*** LISTED RECORDS Section Begins ***

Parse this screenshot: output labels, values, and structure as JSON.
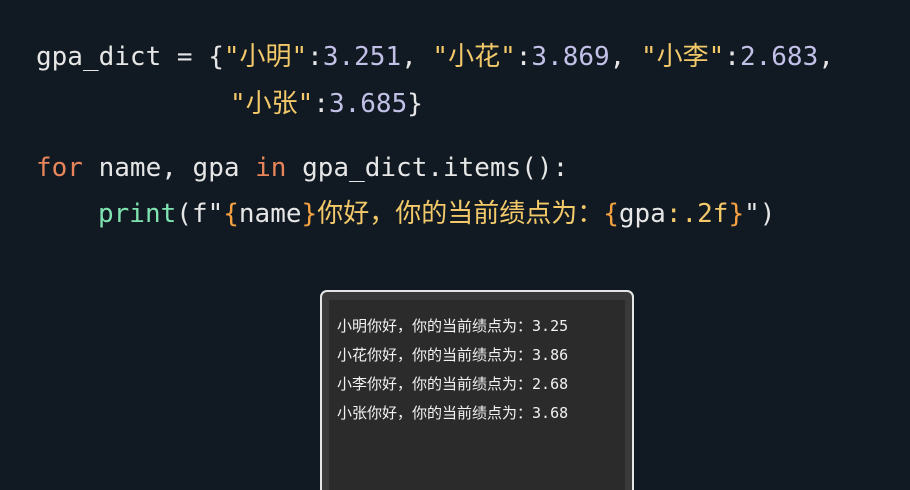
{
  "code": {
    "line1": {
      "var": "gpa_dict",
      "eq": " = ",
      "open": "{",
      "k1": "\"小明\"",
      "c1": ":",
      "v1": "3.251",
      "s1": ", ",
      "k2": "\"小花\"",
      "c2": ":",
      "v2": "3.869",
      "s2": ", ",
      "k3": "\"小李\"",
      "c3": ":",
      "v3": "2.683",
      "s3": ","
    },
    "line2": {
      "k4": "\"小张\"",
      "c4": ":",
      "v4": "3.685",
      "close": "}"
    },
    "line3": {
      "for": "for",
      "mid": " name, gpa ",
      "in": "in",
      "rest": " gpa_dict.items():"
    },
    "line4": {
      "print": "print",
      "paren_open": "(",
      "fprefix": "f\"",
      "brace1_open": "{",
      "name": "name",
      "brace1_close": "}",
      "text": "你好，你的当前绩点为：",
      "brace2_open": "{",
      "gpa": "gpa",
      "fmt": ":.2f",
      "brace2_close": "}",
      "quote_close": "\"",
      "paren_close": ")"
    }
  },
  "terminal": {
    "output": [
      "小明你好，你的当前绩点为：3.25",
      "小花你好，你的当前绩点为：3.86",
      "小李你好，你的当前绩点为：2.68",
      "小张你好，你的当前绩点为：3.68"
    ]
  },
  "colors": {
    "background": "#111a22",
    "keyword": "#e8855a",
    "string": "#f3c96a",
    "number": "#c3c0e8",
    "function": "#7fe3b0",
    "brace": "#f5a142"
  }
}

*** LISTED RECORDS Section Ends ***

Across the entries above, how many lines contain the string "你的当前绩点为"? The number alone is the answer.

_WRITTEN RESPONSE_.
5